◆ Work instruction ◆
Copy all entries exactly.
##### Provided entries #####
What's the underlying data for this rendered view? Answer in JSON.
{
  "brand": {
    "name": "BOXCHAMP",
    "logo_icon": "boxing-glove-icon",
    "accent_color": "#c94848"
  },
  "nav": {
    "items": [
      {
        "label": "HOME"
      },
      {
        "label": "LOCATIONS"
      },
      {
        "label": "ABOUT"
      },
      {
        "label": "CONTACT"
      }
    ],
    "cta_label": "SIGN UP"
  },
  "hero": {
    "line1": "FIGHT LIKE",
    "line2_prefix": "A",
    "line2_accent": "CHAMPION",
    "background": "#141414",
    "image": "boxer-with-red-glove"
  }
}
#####
◆ Answer to the problem ◆
What's the underlying data for this rendered view? Answer in JSON.
{
  "brand": {
    "name": "BOXCHAMP",
    "logo_icon": "boxing-glove-icon",
    "accent_color": "#c94848"
  },
  "nav": {
    "items": [
      {
        "label": "HOME"
      },
      {
        "label": "LOCATIONS"
      },
      {
        "label": "ABOUT"
      },
      {
        "label": "CONTACT"
      }
    ],
    "cta_label": "SIGN UP"
  },
  "hero": {
    "line1": "FIGHT LIKE",
    "line2_prefix": "A",
    "line2_accent": "CHAMPION",
    "background": "#141414",
    "image": "boxer-with-red-glove"
  }
}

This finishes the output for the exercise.